• **Work order**: Find the word "Quiz" in the records and copy every line where it occurs.

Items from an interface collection

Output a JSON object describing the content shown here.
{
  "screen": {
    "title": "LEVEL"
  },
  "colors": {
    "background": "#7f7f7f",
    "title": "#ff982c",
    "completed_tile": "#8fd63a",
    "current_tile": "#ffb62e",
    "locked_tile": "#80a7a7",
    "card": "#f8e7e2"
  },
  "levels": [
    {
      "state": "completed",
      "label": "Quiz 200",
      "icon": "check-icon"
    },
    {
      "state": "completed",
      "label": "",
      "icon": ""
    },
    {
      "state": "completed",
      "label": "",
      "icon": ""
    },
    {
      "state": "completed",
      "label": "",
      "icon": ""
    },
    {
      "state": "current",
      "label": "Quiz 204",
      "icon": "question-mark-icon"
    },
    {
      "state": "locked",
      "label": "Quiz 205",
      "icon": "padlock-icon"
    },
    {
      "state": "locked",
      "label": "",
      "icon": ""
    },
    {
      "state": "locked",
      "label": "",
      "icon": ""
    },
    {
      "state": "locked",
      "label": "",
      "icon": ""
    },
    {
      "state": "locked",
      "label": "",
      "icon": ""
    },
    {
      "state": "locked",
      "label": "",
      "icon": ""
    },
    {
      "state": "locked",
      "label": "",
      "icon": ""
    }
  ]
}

• **Result**:
      "label": "Quiz 200",
      "label": "Quiz 204",
      "label": "Quiz 205",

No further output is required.